**About this exercise:** Among the records below, find the lines that contain "data" and copy each of them.

* * * * * * *

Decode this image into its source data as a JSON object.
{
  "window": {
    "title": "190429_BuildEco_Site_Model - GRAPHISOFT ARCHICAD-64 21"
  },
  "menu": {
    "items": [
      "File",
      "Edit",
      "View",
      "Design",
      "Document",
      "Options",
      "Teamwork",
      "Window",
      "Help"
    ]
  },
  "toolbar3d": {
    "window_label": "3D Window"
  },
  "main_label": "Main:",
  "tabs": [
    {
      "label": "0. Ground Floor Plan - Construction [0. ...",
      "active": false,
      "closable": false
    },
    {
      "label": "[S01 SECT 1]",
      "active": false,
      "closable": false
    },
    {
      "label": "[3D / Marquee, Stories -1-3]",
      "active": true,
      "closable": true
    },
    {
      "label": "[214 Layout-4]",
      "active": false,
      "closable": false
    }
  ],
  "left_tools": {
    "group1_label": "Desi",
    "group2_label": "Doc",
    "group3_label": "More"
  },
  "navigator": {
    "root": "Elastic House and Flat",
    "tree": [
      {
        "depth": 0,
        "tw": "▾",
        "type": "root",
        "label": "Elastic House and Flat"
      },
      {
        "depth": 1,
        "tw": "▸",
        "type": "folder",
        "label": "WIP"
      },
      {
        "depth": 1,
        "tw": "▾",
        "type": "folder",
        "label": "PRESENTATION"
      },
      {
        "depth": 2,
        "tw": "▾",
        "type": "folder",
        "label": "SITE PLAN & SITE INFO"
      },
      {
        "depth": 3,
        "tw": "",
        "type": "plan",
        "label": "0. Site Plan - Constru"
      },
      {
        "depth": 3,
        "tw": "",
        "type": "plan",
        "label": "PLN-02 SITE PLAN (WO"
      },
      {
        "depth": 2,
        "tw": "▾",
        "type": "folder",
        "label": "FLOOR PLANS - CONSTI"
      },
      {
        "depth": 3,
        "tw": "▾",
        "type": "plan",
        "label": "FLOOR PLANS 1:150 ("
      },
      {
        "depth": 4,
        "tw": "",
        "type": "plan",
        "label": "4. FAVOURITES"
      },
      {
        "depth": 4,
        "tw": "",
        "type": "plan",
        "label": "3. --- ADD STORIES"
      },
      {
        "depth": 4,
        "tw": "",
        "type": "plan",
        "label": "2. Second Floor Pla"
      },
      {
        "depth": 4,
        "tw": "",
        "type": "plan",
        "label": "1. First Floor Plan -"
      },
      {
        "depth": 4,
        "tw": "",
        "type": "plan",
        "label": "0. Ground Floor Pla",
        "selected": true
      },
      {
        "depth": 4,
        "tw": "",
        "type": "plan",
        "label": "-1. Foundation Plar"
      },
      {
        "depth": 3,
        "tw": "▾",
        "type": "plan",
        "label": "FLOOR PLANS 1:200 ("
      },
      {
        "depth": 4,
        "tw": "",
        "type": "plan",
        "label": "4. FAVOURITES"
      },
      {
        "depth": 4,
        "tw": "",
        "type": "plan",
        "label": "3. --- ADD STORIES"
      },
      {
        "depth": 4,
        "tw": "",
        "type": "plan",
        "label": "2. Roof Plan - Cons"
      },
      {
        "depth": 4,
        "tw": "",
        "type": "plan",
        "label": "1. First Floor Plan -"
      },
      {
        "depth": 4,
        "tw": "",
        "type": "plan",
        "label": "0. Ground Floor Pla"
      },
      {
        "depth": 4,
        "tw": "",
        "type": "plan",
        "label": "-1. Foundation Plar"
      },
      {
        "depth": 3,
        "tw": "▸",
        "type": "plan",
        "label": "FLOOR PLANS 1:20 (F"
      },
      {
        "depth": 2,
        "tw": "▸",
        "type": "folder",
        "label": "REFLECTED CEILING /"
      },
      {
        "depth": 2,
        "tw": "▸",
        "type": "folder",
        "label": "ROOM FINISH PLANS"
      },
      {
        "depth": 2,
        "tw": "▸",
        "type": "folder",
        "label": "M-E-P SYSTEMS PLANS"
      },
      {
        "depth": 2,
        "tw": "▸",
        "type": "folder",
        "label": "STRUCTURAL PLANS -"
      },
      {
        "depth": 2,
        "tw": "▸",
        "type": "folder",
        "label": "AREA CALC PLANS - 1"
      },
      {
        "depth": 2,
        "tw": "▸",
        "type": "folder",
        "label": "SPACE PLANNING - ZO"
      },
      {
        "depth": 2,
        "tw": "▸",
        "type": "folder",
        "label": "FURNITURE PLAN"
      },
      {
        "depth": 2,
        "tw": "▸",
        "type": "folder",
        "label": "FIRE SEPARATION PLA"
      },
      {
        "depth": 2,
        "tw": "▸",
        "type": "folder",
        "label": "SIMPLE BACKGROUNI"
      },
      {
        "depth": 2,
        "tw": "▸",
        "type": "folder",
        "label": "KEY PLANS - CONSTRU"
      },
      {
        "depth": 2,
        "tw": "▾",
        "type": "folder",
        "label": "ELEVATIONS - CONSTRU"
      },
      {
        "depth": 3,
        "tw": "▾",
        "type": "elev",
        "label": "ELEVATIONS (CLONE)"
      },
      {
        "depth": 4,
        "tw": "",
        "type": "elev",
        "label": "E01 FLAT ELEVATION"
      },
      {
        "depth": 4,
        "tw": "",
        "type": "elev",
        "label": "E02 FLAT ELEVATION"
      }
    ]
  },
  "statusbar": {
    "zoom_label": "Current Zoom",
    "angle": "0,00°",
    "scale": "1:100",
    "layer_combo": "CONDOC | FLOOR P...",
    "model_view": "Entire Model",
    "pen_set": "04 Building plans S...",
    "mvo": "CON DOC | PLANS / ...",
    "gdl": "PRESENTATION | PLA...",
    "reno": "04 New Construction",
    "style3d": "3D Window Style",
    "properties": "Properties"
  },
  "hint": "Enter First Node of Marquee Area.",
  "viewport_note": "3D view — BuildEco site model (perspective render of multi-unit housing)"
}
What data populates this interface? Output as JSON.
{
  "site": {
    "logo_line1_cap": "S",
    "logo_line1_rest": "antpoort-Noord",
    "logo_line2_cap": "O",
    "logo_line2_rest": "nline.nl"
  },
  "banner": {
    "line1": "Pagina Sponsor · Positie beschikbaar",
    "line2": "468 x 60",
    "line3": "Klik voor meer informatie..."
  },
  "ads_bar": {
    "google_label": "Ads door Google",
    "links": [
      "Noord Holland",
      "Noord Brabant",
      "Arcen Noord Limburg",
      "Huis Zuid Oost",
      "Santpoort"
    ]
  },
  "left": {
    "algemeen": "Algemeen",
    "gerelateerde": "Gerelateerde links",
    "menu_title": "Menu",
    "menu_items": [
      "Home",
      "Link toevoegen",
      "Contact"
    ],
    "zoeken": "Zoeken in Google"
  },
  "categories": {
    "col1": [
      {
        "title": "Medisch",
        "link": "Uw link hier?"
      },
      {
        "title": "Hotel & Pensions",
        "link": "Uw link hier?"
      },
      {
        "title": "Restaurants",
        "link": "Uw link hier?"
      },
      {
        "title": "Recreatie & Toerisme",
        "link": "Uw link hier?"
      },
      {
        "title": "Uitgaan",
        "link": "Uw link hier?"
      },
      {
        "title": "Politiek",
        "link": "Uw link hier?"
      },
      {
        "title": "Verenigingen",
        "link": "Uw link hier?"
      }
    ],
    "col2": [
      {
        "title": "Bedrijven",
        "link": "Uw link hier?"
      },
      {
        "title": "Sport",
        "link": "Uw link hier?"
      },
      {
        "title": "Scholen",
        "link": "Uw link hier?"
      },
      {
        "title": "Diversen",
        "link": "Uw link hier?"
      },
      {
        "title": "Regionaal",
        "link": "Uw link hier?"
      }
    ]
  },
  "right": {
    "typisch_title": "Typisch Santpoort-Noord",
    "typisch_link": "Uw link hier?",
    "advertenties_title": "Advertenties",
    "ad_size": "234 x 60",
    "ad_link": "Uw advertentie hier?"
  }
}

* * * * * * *

**The answer:**
Decode this image into its source data as a JSON object.
What data populates this interface? Output as JSON.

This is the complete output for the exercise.